Here’s the update from the reading group.
On the subject of big, fat profits in the financial sector, you might consider visiting some of these pieces. On the subject of big, fat incomes in the financial world, Cowen offers up a simple theory on why so many smart young people go into finance, law, and consulting. Adding fuel to this fire, “Mr. D” sends me this helpful blog post from Ezra Klein, arguing that Ivy Leaguers head to the Street because that’s where they get their “real” education. Do you buy that? And, in a similar vein, “Mr. P” wants to know why Americans don’t elect scientists.

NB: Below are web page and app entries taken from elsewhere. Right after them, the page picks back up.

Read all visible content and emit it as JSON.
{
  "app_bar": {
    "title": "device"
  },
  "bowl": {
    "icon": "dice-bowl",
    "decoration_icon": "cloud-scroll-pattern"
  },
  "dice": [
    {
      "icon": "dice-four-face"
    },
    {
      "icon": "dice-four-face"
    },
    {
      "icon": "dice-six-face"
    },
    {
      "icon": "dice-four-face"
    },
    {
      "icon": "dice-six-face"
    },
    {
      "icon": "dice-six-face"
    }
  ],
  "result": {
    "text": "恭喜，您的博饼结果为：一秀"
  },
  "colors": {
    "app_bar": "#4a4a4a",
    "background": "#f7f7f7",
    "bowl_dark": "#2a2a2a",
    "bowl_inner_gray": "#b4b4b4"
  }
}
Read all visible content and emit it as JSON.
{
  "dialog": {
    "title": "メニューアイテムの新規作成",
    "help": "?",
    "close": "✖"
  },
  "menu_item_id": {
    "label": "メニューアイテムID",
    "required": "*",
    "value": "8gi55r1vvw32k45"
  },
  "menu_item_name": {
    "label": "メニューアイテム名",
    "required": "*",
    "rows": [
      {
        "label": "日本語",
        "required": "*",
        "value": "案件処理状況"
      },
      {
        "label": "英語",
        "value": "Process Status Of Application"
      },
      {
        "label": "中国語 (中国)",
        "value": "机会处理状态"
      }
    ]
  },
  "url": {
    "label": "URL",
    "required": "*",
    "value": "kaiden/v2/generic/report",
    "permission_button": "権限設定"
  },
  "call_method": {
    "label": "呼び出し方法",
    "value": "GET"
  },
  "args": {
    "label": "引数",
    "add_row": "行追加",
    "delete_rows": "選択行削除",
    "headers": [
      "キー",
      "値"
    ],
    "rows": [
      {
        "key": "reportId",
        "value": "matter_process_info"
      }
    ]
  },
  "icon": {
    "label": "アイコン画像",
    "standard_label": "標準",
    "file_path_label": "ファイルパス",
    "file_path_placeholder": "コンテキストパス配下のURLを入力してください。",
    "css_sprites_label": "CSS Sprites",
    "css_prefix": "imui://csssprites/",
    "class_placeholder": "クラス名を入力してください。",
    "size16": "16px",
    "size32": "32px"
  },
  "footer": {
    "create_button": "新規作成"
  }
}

We left off yesterday with the open question of what the best-case scenario is for market economies moving forward. Where are the big productivity gains going to come from? What type of work is to be done? Is manufacturing dead or alive, or does it even matter? (See Professor Finkler’s previous post). Has John Stuart Mill’s concern about the inevitable decline in radical breakthrough inventions finally come home to roost?
And, this opens the door for next week’s book, Brynjolfsson and McAfee’s Race Against The Machine: How the Digital Revolution is Accelerating Innovation, Driving Productivity, and Irreversibly Transforming Employment and the Economy. There are a couple of secondary sources on this, as well, including pieces from The Economist and The Wall Street Journal.
By all rights, this term’s 391 DS reading group should be titled Keynes, Cowen, Brynjolfsson, Backhouse, Bateman, McAfee, and Capitalism, but that doesn’t quite roll of the tongue, does it?
Nor would it fit on your transcript.